Vampire fiction has become synonymous with YA romance thanks to the Twilight phenomena. But Charlie Huston’s Joe Pitt has more shared DNA with the hardboiled heroes of Raymond Chandler or Elmore Leonard than he does with Edward Cullen. Best described as pulp noir, these books are gory, gritty stories set in a New York that is instantly recognisable, despite having a thriving vampire population. Not for the faint-hearted, they don’t shy away from modern realities (Aids, racial divisions, economic inequality) and are utterly compelling and even ultimately romantic (after all, Pitt does it all for the love of a dame).
John Connolly – Charlie Parker series
Although these tend to be categorised as crime, they actually have a strong supernatural element, which only becomes more pronounced as the series goes on. They are on one level just exceptionally well-written (although very dark) thrillers, and much of the ‘otherworldliness’ is open to question: are there eternal evil forces at work, or is that just the delusion of criminals seeking justification for their wrongdoings? But as the books build into a satisfying arc, you realise that there is something bigger at play, even while you can’t quite figure out Parker’s role in it.
Jim Butcher – Harry Dresden files
Yes, the other wizard called Harry. One of the most consistently enjoyable urban fantasy series around, these start off basically as ‘wizard detective’ novels, as Dresden works with the police to solve crimes that may or may not have a supernatural element. In some ways he’s the archetypal PI – smart mouthed, cocky, too stubborn for his own good and with a weakness for a damsel in distress.
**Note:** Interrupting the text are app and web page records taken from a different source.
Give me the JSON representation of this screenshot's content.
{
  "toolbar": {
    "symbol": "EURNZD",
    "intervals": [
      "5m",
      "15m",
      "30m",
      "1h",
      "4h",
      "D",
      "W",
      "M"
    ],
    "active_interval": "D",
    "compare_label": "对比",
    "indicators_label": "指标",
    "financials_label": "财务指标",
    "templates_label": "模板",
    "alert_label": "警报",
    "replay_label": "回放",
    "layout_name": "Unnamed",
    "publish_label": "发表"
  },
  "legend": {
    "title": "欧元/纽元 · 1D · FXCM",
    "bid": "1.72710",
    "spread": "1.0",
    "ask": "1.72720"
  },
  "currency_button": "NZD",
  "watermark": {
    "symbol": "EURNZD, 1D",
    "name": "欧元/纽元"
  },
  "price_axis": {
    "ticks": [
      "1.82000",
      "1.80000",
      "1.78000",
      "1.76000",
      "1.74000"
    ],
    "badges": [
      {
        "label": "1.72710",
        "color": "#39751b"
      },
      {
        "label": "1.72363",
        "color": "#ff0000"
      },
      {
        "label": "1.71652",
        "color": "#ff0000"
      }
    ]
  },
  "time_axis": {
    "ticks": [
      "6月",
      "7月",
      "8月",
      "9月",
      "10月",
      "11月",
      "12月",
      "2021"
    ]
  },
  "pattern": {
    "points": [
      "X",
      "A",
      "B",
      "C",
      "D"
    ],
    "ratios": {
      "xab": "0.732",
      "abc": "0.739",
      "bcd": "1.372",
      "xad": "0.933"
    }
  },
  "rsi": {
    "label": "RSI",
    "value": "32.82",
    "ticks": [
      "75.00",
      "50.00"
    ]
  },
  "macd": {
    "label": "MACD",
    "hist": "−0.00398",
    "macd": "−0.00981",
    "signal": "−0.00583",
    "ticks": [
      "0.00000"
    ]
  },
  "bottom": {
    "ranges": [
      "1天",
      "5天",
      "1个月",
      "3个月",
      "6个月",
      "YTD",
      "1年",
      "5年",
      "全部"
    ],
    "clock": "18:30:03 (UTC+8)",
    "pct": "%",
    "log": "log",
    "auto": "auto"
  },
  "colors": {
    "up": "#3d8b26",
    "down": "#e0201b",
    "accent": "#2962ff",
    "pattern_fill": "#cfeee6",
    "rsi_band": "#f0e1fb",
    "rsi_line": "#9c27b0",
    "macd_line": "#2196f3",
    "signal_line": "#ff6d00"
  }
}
As the series goes on, the storylines become more fantasy-heavy, as Dresden’s world opens up to everything from reanimated corpses to evil fairies, but by then you’re too hooked to care.
Terry Pratchett – the Men at Arms books (Discworld series)
Lots of people dismiss Pratchett out of hand – he writes about trolls and witches! Lots of people are wrong. Because while the first couple of books in his best-selling Discworld series have dated badly, the collection as a whole offers one of the most complete and coherent fictional universes, and he uses the oft-mocked (sometimes, admittedly, by Pratchett himself) tropes of fantasy to draw parallels to our own world, tackling everything from religious extremism to people trafficking to rampant capitalism. It may be stretching to call them urban fantasy (although they are mostly set in a city, so maybe not), but his books featuring the Night Watch are some of his best, following copper Samuel Vimes’ progress from disillusioned Watch commander with a fondness for the bottle, to (reluctantly) upstanding community leader who only occasionally gets to kick criminals’ doors in. On the way it has an awful lot of fun with all of the clichés of crime and thriller stories, from Columbo-style faux-bumbling questioning (‘Just one more thing…’) to the rebel cop being thrown off a case, all set against the background of an organic, evolving cityscape. Essential reading.
Thank you Tracey for this fascinating post. I have read a number of John Connolly’s Charlie Parker series and have always enjoyed them. As for Terry Pratchett, I devoured his books during my teens and they still have a special place in my heart. My parents will, to this day, tell you about the holiday we took where I all I did was read Discworld novels (I’m not sure what else there is to do on holiday other than read….).
Tracey Sinclair is an author, writer and editor who lives in Brighton. She’s a massive geek and lover of all things supernatural (and, indeed, Supernatural) and who probably spends way too much of her time on Netflix. She writes for a range of magazines and websites and her latest books are the Dark Dates series – which do indeed owe quite a lot to crime novels. The most recent of these are Angel Falls and A Vampire in New York and Other Stories.
Connect with Tracey on Twitter @Thriftygal